The event counted upon an international panel of experts in the field as Eva Hallström, the Regional Councillor of the Region Värmland (SE) and Chair of AER Working Group on Environment and Climate change. Mrs Hallström opened the discussion providing insights on the importance of achieving a full circular economy transition and the work that international organisations and institutions – including AER, the EU, and the UN – are doing to this aim. The Värmland region is at the forefront when it comes to the green transition through an established system of schools and a dominating university that prepares youngsters to work in a circular bio-based economy, an innovation park, and the recognition of “paper region” due to its long experience with the employment of sustainable materials as paper in the replacement of plastic and over 100 dedicated companies.
Additionally, Belén Gracia, PhD Area Coordinator at Campus Iberius (ES) and Coordinator of the Eramus+ Project PackAlliance, explained how the PackAlliance project is tackling the skills shortage in the circular packaging industry seeking to align academic curricula with industry’s needs.The project is based on open innovation and co-creation approaches that empower the main actors affected by the circular skills transition, as well as on transnational cooperation with higher educational institutions and private companies. Students and SMEs cooperate in detecting the professional skills shortage in the circular packaging industry, and – through the support of educational institutions – in designing a new post-graduate programme focused on the needed competences.
Lastly, Øyvind Nordstrand, Advisor at the Inland County Council (NO), presented the regional and national efforts to strengthen the bioeconomy in the region. According to a report published by SINTEF in 2018, 25.000 new jobs related to bioeconomy can be created in the region by 2050. To achieve this, the region has launched the Competency Pilot project financed jointly by the County and the Ministry of Local Governments and Modernisation as part of a broader national initiative. Specifically, the project focuses on addressing the competency needs in the forest industry by applying the competency broker model, and connecting national and regional governments, local businesses, academia and education institutions, and the civil society. Competency brokers visit and liaise with local SMEs to map their needs in terms of skills, and based on the results, the region develops a training programme that can be customised to the specific needs of the SME. At the same time, the project will provide the region with a more general framework that can be applied for other sectors and replicated by other regions.

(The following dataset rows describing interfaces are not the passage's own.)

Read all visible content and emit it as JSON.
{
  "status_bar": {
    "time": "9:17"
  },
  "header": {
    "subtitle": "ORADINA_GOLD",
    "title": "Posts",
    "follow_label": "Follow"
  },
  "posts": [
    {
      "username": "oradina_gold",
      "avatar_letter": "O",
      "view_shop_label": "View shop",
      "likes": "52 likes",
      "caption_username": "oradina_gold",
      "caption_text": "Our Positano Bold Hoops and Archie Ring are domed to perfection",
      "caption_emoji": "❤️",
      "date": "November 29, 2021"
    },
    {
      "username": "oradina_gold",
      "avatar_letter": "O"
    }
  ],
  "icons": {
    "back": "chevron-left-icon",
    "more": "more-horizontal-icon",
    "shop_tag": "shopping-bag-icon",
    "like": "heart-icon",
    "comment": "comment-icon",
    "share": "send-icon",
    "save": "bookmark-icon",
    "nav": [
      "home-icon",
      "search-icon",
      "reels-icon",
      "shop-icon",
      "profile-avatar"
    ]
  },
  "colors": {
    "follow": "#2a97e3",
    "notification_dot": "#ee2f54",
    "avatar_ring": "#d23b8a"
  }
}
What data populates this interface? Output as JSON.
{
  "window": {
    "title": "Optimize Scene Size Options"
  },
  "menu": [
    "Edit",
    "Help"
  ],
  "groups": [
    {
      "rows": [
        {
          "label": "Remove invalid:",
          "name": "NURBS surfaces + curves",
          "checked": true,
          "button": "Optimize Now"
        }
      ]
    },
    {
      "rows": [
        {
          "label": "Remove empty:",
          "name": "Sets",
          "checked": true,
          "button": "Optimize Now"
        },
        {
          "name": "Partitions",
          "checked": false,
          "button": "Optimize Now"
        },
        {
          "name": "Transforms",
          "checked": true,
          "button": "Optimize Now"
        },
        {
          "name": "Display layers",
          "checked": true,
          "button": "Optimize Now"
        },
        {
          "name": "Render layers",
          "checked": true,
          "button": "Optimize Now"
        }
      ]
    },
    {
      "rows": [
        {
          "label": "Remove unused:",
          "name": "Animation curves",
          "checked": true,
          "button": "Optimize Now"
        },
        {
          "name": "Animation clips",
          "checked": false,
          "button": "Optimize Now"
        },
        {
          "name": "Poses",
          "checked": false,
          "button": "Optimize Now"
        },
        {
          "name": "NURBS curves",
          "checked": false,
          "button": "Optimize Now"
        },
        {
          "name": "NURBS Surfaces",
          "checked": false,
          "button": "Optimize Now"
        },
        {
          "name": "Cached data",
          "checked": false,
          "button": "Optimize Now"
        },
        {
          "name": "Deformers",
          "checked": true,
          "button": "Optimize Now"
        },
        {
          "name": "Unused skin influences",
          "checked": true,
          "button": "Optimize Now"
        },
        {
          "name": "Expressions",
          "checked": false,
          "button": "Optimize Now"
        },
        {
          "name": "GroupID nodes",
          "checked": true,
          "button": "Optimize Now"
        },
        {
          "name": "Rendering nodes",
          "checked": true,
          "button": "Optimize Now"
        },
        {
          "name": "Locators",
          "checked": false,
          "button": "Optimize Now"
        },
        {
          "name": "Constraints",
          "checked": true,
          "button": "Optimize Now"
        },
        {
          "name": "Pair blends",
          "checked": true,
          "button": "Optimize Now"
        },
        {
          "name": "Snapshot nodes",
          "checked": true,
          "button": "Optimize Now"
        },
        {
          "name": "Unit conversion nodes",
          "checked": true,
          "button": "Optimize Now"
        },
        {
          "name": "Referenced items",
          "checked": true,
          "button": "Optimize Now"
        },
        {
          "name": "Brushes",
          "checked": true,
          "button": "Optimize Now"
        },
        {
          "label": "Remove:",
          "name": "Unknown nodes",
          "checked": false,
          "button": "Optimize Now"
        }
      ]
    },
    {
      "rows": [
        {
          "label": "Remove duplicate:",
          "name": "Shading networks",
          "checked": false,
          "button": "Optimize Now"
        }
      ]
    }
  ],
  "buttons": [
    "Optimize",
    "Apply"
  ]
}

The examples and discussions held within the webinar emphasised the importance of directly engaging with local business to understand what skills are needed for a circular economy and to jointly develop educational or training programmes that can meet the needs of the future. At the same time, collaboration among regions and VET organisation across Europe and beyond becomes crucial for designing a model that can be broadly applied and declined to different societal contexts and economic sectors.